Prince is another favorite. "I am for real up on this 'Purple Rain' bullshit," he bellows before breaking into the tune with serious force, much to the delight of the bar's late-night patrons -- two black ladies and a large white woman who picks her teeth onstage. Oddly, while virtually every aspect of the Party Dream is a joke, Donny's vocal ability certainly is not. Somehow, that makes things even funnier, like Justin Timberlake crooning "Pop That Pussy" -- which, by the way, the Party Dream samples in Rochester.
"The Ultimate Donny is about rockin' as hard as he can," he explains the next day. "He's about love, he's about being the ultimate. During the show, my persona is that I'm the biggest ladies' man. But at the same time, I'm very sensitive. I talk about how I do every lady and how some girl hurt me terribly. Gil Mantera, I think his whole thing is that he's just a psychopath. He plays keyboards, he has a shitty mustache, he dances like a maniac. In Columbus, he'll go out and dance on the tables. Doesn't matter how many drinks are on the table -- he'll knock them all over, break glass all over the place. I guess that's acceptable, because we have 300 people there buying drinks."
Indeed, the Party Dream has developed a loyal following in Columbus, where 21-year-old Mantera lives and goes to school, as well as Donny's home base of Youngstown. It all began about two and a half years ago, when Donny and Gil formed the short-lived outfit Party Talk with a mutual friend. Unlike Party Dream, Party Talk was basically unmusical; its shows were exercises in audience torment, featuring retarded electro and some curious, uh, "magic" tricks.
"One of our magic tricks was this: Ryan, the third member, shaved off his pubic hair, we put it in a pan, poured rubbing alcohol on it, lit it on fire, and danced around it," Donny relates.

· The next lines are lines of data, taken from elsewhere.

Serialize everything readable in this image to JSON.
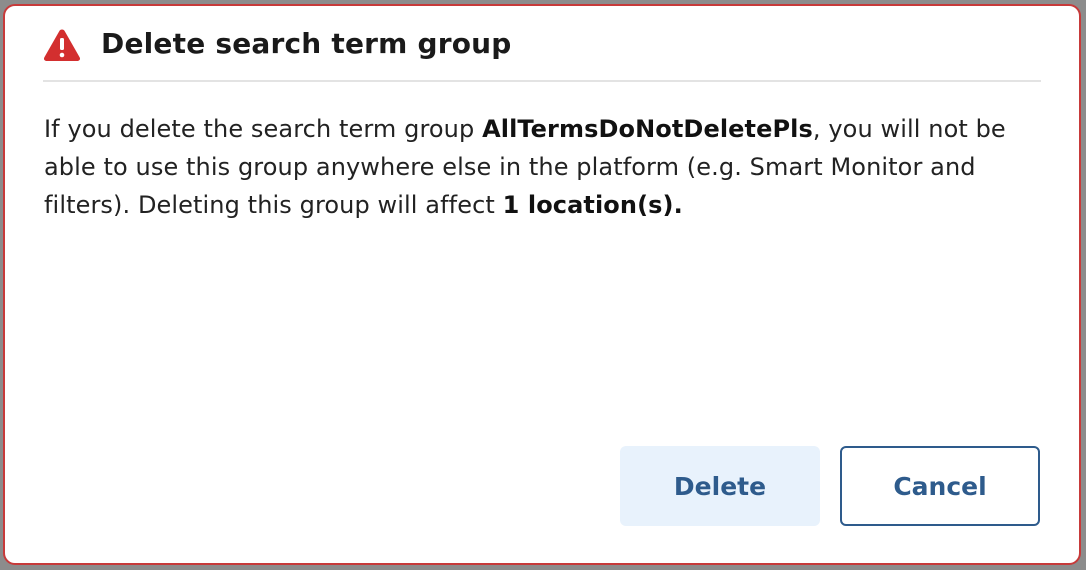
{
  "dialog": {
    "title": "Delete search term group",
    "title_icon": "warning-triangle-icon",
    "message": {
      "part1": "If you delete the search term group ",
      "group_name": "AllTermsDoNotDeletePls",
      "part2": ", you will not be able to use this group anywhere else in the platform (e.g. Smart Monitor and filters). Deleting this group will affect ",
      "affected": "1 location(s).",
      "part3": ""
    },
    "buttons": {
      "delete_label": "Delete",
      "cancel_label": "Cancel"
    }
  },
  "colors": {
    "danger": "#d32f2f",
    "dialog_border": "#c73a3a",
    "button_text": "#2e5b8c",
    "delete_bg": "#e8f2fc"
  }
}
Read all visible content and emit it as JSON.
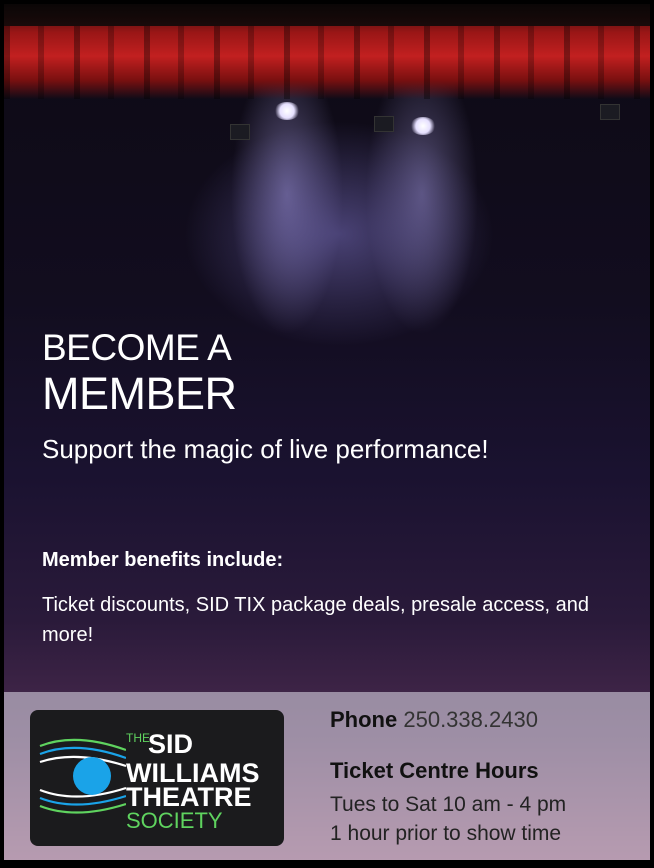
{
  "hero": {
    "headline_line1": "BECOME A",
    "headline_line2": "MEMBER",
    "tagline": "Support the magic of live performance!"
  },
  "benefits": {
    "title": "Member benefits include:",
    "text": "Ticket discounts, SID TIX package deals, presale access, and more!"
  },
  "logo": {
    "the": "THE",
    "line1": "SID",
    "line2": "WILLIAMS",
    "line3": "THEATRE",
    "line4": "SOCIETY"
  },
  "contact": {
    "phone_label": "Phone",
    "phone_number": "250.338.2430",
    "hours_title": "Ticket Centre Hours",
    "hours_line1": "Tues to Sat 10 am - 4 pm",
    "hours_line2": "1 hour prior to show time"
  },
  "colors": {
    "logo_accent_green": "#5fd35f",
    "logo_circle_blue": "#1aa3e8",
    "curtain_red": "#c22020"
  }
}
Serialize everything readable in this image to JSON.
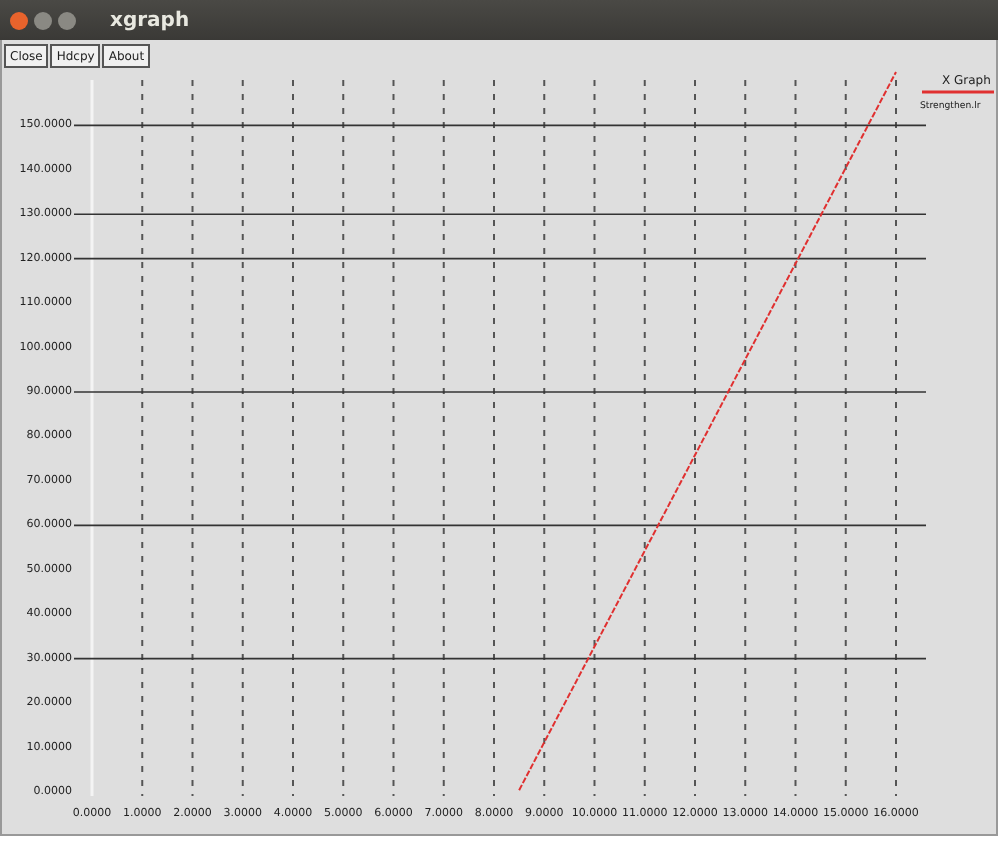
{
  "window": {
    "title": "xgraph"
  },
  "buttons": [
    {
      "label": "Close"
    },
    {
      "label": "Hdcpy"
    },
    {
      "label": "About"
    }
  ],
  "plot": {
    "chart_data": {
      "type": "line",
      "title": "X Graph",
      "x": [
        8.5,
        16
      ],
      "series": [
        {
          "name": "Strengthen.lr",
          "color": "#e03030",
          "line_style": "dashed",
          "values": [
            0.4,
            162
          ]
        }
      ],
      "xlim": [
        0,
        16
      ],
      "ylim": [
        0,
        162
      ],
      "grid": "x",
      "xticks": [
        {
          "value": 0,
          "label": "0.0000"
        },
        {
          "value": 1,
          "label": "1.0000"
        },
        {
          "value": 2,
          "label": "2.0000"
        },
        {
          "value": 3,
          "label": "3.0000"
        },
        {
          "value": 4,
          "label": "4.0000"
        },
        {
          "value": 5,
          "label": "5.0000"
        },
        {
          "value": 6,
          "label": "6.0000"
        },
        {
          "value": 7,
          "label": "7.0000"
        },
        {
          "value": 8,
          "label": "8.0000"
        },
        {
          "value": 9,
          "label": "9.0000"
        },
        {
          "value": 10,
          "label": "10.0000"
        },
        {
          "value": 11,
          "label": "11.0000"
        },
        {
          "value": 12,
          "label": "12.0000"
        },
        {
          "value": 13,
          "label": "13.0000"
        },
        {
          "value": 14,
          "label": "14.0000"
        },
        {
          "value": 15,
          "label": "15.0000"
        },
        {
          "value": 16,
          "label": "16.0000"
        }
      ],
      "yticks": [
        {
          "value": 0,
          "label": "0.0000"
        },
        {
          "value": 10,
          "label": "10.0000"
        },
        {
          "value": 20,
          "label": "20.0000"
        },
        {
          "value": 30,
          "label": "30.0000"
        },
        {
          "value": 40,
          "label": "40.0000"
        },
        {
          "value": 50,
          "label": "50.0000"
        },
        {
          "value": 60,
          "label": "60.0000"
        },
        {
          "value": 70,
          "label": "70.0000"
        },
        {
          "value": 80,
          "label": "80.0000"
        },
        {
          "value": 90,
          "label": "90.0000"
        },
        {
          "value": 100,
          "label": "100.0000"
        },
        {
          "value": 110,
          "label": "110.0000"
        },
        {
          "value": 120,
          "label": "120.0000"
        },
        {
          "value": 130,
          "label": "130.0000"
        },
        {
          "value": 140,
          "label": "140.0000"
        },
        {
          "value": 150,
          "label": "150.0000"
        }
      ],
      "ref_lines": [
        {
          "axis": "y",
          "value": 30
        },
        {
          "axis": "y",
          "value": 60
        },
        {
          "axis": "y",
          "value": 90
        },
        {
          "axis": "y",
          "value": 120
        },
        {
          "axis": "y",
          "value": 130
        },
        {
          "axis": "y",
          "value": 150
        }
      ]
    }
  }
}
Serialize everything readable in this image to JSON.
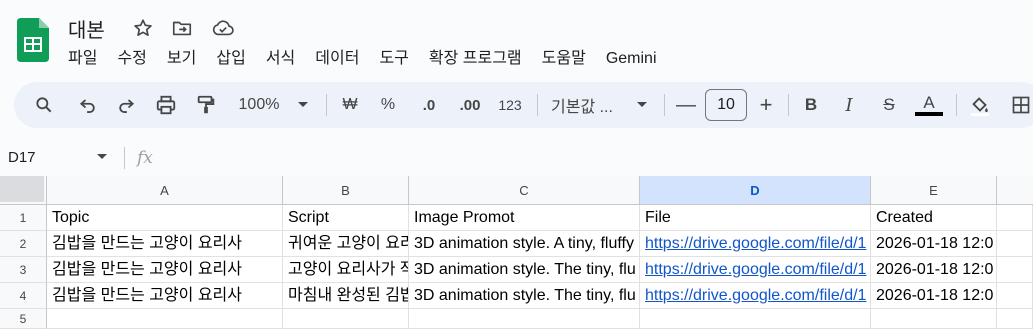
{
  "doc": {
    "title": "대본",
    "app_icon": "google-sheets-logo",
    "title_icons": [
      "star-icon",
      "move-to-folder-icon",
      "cloud-saved-icon"
    ]
  },
  "menu": [
    "파일",
    "수정",
    "보기",
    "삽입",
    "서식",
    "데이터",
    "도구",
    "확장 프로그램",
    "도움말",
    "Gemini"
  ],
  "toolbar": {
    "zoom": "100%",
    "currency": "₩",
    "percent": "%",
    "decrease_decimal": ".0",
    "increase_decimal": ".00",
    "number_format": "123",
    "font": "기본값 ...",
    "font_size": "10",
    "minus": "—",
    "plus": "+",
    "bold": "B",
    "italic": "I",
    "strike": "S",
    "text_color": "A",
    "text_color_value": "#000000"
  },
  "formula_bar": {
    "name_box": "D17",
    "fx": "fx",
    "formula": ""
  },
  "sheet": {
    "selected_column": "D",
    "columns": [
      "A",
      "B",
      "C",
      "D",
      "E"
    ],
    "row_numbers": [
      "1",
      "2",
      "3",
      "4",
      "5"
    ],
    "rows": [
      [
        "Topic",
        "Script",
        "Image Promot",
        "File",
        "Created"
      ],
      [
        "김밥을 만드는 고양이 요리사",
        "귀여운 고양이 요리",
        "3D animation style. A tiny, fluffy",
        "https://drive.google.com/file/d/1",
        "2026-01-18 12:0"
      ],
      [
        "김밥을 만드는 고양이 요리사",
        "고양이 요리사가 작",
        "3D animation style. The tiny, flu",
        "https://drive.google.com/file/d/1",
        "2026-01-18 12:0"
      ],
      [
        "김밥을 만드는 고양이 요리사",
        "마침내 완성된 김밥",
        "3D animation style. The tiny, flu",
        "https://drive.google.com/file/d/1",
        "2026-01-18 12:0"
      ],
      [
        "",
        "",
        "",
        "",
        ""
      ]
    ]
  },
  "colors": {
    "sheets_green": "#0f9d58",
    "link": "#1155cc",
    "selected_header": "#d3e3fd",
    "toolbar_bg": "#edf2fa"
  }
}
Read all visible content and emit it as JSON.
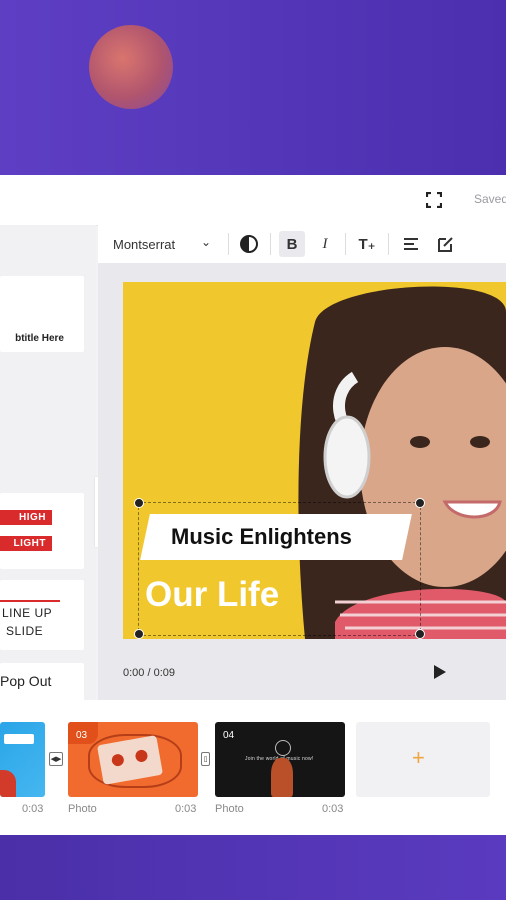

Party Talk disbanded when a pubeless Ryan moved to San Francisco, and the Party Dream was born shortly thereafter. Gil and Donny have released Best Friends, a rough, somewhat unrepresentative album of convoluted dance numbers that makes the listener wonder whether the two subsisted on paint chips as youngsters. Proficiency has never been a factor, though: The band is all about the no-holds-barred live shows -- specifically the sight of two dudes kickin' it in their underpants.
"You go into a town and you have no idea what's going to happen," Mantera says over the phone from Columbus. "You go to these places and you say, 'Okay, we have this little act that could potentially piss somebody off for some stupid reason -- the homophobic people of the world.' In one instance, we were in West Virginia, and there was some guy who was just pissed off and did not like it. I was on the ground, gyrating in my underwear and shit, and he threw a beer bottle at me. It didn't hit me, but I think he was trying to make it explode, so it would shatter and I would get all cut up and stuff. Another time, somebody tried to fight me. That element doesn't really bother me, but it's irritating when it's taken to extremes."
Gil's words ring a bit ironic, since taking things to the extreme is how the Party Dream pays its bills. In many ways, these guys are more punk than most of today's punk bands, throwing themselves headfirst into anything that'll get a laugh, no matter how many stitches may be required.
"Here's a comment that I've heard a lot," Donny says: "'Man, you guys have balls.'"
Take it from us. We've seen 'em.